“Our concern is that before we start spending many, many millions of dollars in a plant that may ending up sliding into the bay, we want to make sure that the seawall is repaired,” he said and noted that repairing the seawall must be done first and the company had applied more than a year ago for the federal permit to reconstruct the seawall.
Tri Marine vice president of production, Dan Sullivan explained that this issue may have not been important before, but it is now, because the company is building a “much larger cold storage” facility than the original plan, and the storage facility has taken up land space on site. The land space was previously used by by the former cannery to house boilers and other machinery.
“In order to replace those key [spaces], we need to expand to the east end of the plant in order to construct the tuna processing plant,” said Sullivan, who noted that the collapsed, corroded seawall needs to be replaced or “we will be in the sami”.
The company also needs to replant some land, and the permit process has been longer than expected but Tri Marine is still working on it, and hoping to have it accomplished before the holidays at the end of the year.
He said the company’s initial plan was to build a smaller cannery plant and then expand. “We’ve given up on that idea and [will] go directly to a large plant, processing... up to 350 tons a day,” he said.

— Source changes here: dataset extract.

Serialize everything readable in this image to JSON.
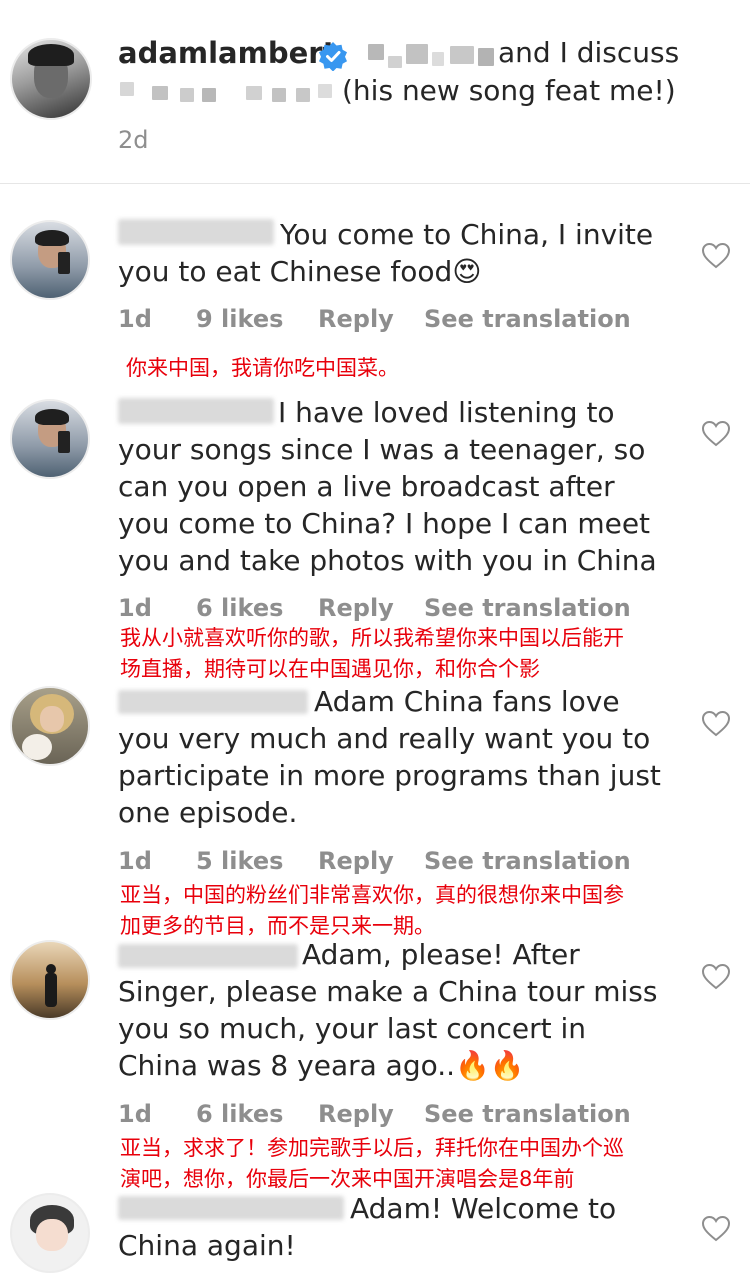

However, “we need to know if we will get the [permit] approval from the Army Corps on the seawall before we can proceed with the larger facility,” adding at the same time that this is something that is very important to the construction process and Tri Marine is “very confident that the permit will be granted soon.” Curto said the governor is also assisting them with pushing the federal agency.
“We don’t believe we’re asking for anything… unreasonable” from the Army Corps, he stated.
Company officials say an environmental assessment for the seawall construction has been submitted to the federal government and another “in-depth survey” of what’s on the ocean floor of the area is being sought.
Sullivan said they need to address concerns about construction damaging “essential fish habitat” in the area.
“...we want to comply with all the rules and regulations,” Curto emphasized during the news conference.
As to the expected workforce for STP, Sullivan said the company is looking at employing “in excess of 1,000 people” and the hiring will be done in phases. He also said there is training involved, as well as market demand to take into consideration when it comes to hiring.
Curto also shared what he called “very preliminary news”, which is that on Tuesday “we were able to negotiate in principal an agreement with the governor to lease the back portion of the shipyard, in which we are going to put a warehouse so that our boats get support service. There will be a yard in the front, and we may eventually put our offices over there.”
“It's an additional investment that we want to do, and we are happy that we were able to get the consent of the governor. Hopefully, we will be able to negotiate the details in a way that is satisfactory for everybody,” he said.
The company is expecting an initial lease of less than 10 years and its officials are currently surveying the proposed lease property.
At the start of the news conference, Curto said the purpose of the shareholders’ visit to the territory is to “show our support and our gratitude for everything that has been accomplished so far.”
He said the company’s local management and staff, the contractors and the local workforce are doing a commendable job on the new cold storage facility and redevelopment of the processing facility.
Curto also said they are “deeply grateful” to Gov. Togiola Tulafono, the Fono and the people of American Samoa “for making us feel welcome and for allowing us to do business here. We ask for your continued support. We need it.”